That is what Job needs, but what has he received? See how he continues. He paints a vivid picture: “But my brothers are as undependable as intermittent streams, as the streams that overflow when darkened by thawing ice and swollen with melting snow, but that cease to flow in the dry season, and in the heat vanish from their channels.” (v.15-17) Oh, what a condemnation of us perhaps! My brothers are undependable. Job wants people he can depend upon, people who will always be there for him, but they are not like that, these ‘friends’. They are, he says, like streams that get filled and deep in the winter but in the summer dry up and disappear.

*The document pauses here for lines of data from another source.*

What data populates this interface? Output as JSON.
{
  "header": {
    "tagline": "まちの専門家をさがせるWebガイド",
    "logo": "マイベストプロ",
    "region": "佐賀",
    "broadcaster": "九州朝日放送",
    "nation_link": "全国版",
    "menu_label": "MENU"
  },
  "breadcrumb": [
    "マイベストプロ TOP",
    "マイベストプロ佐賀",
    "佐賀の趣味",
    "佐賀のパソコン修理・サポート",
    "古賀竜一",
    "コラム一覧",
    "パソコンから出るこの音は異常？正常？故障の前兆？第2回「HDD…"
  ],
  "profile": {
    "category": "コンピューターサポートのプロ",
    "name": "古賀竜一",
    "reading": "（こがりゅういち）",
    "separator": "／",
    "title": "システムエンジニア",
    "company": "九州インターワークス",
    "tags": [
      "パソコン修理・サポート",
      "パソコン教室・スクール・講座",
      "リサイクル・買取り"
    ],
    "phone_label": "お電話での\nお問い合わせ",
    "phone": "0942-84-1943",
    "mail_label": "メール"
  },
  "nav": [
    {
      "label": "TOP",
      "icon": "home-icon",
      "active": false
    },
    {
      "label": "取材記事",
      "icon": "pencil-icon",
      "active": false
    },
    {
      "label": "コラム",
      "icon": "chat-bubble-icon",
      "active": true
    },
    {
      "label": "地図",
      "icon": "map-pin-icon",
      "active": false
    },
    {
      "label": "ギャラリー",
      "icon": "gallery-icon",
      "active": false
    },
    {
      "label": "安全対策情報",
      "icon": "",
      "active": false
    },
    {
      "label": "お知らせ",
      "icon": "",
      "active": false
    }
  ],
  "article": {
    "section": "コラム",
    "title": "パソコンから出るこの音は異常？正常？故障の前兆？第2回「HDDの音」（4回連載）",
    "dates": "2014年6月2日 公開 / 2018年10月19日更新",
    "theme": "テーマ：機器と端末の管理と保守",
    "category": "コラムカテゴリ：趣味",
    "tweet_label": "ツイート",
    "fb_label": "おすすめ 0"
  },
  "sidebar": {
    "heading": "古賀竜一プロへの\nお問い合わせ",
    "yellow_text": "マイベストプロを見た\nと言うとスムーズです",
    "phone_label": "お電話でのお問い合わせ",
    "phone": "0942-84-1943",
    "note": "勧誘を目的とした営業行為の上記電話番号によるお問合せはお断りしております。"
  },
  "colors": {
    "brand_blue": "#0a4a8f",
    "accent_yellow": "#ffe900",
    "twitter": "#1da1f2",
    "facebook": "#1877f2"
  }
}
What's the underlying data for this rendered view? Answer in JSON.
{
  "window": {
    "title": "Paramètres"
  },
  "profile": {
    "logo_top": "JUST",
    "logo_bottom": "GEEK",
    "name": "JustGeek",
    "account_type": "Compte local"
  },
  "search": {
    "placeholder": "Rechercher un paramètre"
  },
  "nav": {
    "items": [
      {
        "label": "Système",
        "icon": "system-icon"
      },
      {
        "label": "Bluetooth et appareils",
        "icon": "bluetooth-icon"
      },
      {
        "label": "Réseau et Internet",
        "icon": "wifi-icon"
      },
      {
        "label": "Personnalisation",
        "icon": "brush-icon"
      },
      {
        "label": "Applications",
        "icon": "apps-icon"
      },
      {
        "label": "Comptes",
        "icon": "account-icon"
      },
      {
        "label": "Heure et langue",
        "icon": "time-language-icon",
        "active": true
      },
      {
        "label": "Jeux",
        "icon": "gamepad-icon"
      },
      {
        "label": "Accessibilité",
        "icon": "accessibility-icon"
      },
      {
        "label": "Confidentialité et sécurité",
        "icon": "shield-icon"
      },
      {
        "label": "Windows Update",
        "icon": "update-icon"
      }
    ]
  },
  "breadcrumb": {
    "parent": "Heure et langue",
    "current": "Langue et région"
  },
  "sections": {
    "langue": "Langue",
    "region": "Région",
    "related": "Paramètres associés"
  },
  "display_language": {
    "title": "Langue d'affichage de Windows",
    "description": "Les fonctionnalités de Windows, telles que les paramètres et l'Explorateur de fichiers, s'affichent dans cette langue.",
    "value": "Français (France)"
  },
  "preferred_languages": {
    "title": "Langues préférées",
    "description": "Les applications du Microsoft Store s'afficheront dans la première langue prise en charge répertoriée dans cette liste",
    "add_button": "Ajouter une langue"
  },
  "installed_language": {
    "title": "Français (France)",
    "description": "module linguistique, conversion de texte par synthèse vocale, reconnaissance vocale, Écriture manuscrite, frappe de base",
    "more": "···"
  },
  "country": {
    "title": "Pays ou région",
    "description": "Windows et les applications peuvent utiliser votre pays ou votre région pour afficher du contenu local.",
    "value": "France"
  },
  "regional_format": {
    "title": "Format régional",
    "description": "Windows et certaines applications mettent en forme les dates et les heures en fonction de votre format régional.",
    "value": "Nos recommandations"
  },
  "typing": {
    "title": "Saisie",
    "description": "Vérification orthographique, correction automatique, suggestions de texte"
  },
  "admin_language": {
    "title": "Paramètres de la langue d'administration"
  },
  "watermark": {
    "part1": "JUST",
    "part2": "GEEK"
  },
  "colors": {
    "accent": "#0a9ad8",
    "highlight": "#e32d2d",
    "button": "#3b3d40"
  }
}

He paints the picture some more: “Caravans turn aside from their routes; they go up into the wasteland and perish. The caravans of Tema look for water, the traveling merchants of Sheba look in hope.” (v.18,19) He imagines Arab caravans in the wilderness, searching desperately for water in these streams, but there is done, just like he’s searching desperately for a life-giving resource in his friends. He sees how those Arab traders respond to their plight: “They are distressed, because they had been confident; they arrive there, only to be disappointed,” (v.20) just like he had been. When his friends had turned up there had been confident hope, but as Eliphaz started out, he was disappointed. He concludes: “Now you too have proved to be of no help; you see something dreadful and are afraid.” (v.21). They had come and seen him and saw him as ‘ something dreadful’ and their hearts fell and they were fearful. What, they thought, had happened to him? What had God done to him? And they jumped to wrong conclusions.

As he thinks about this, he muses, what have I ever asked from you except simple friendship: “Have I ever said, `Give something on my behalf, pay a ransom for me from your wealth, deliver me from the hand of the enemy, ransom me from the clutches of the ruthless’?” (v.22,23). Had he ever made demands of them that required them to pay out, or come to his aid against enemies? No, never. He only asked for simple, accepting friendship. Look, he says, I’m open for you to show me if I am genuinely wrong: “Teach me, and I will be quiet; show me where I have been wrong.” (v.24). I realise that honest words can be painful, but I’ve listened to what you’ve said and you prove nothing: “How painful are honest words! But what do your arguments prove?” (v.25) Why are you bothering to try and correct the words of a despairing man, words which you want to write off as just meaningless like wind : “Do you mean to correct what I say, and treat the words of a despairing man as wind?” (v.26). This seems so heartless that you give me the impression that, “You would even cast lots for the fatherless and barter away your friend.” (v.27).

And then he makes a final plea: “But now be so kind as to look at me. Would I lie to your face?” (v.28) Please, look me in the face. I’m trying to be honest, I wouldn’t lie to you, I would tell you if I had sinned (implied). He goes on, “Relent, do not be unjust; reconsider, for my integrity is at stake.” (v.29). Please, step back from this stand you’ve taken against me, be fair, because this is my integrity and my reputation you are talking about here. And finally, “Is there any wickedness on my lips? Can my mouth not discern malice?” (v.30) Please, listen carefully. Am I saying anything that is patently wicked? Have I not always been careful what I say, please be gentle with me!

These are the pleas of this man of integrity whose only ‘sin’ is to be in the midst of immense suffering for apparently no reason. The reason, as we had the privilege of seeing, is that he is going through God’s testing process, but it’s a process that doesn’t only test him; it also tests his three friends! If we are such a ‘friend’ we need to realise that when our friends are in trouble, it is also a test for us!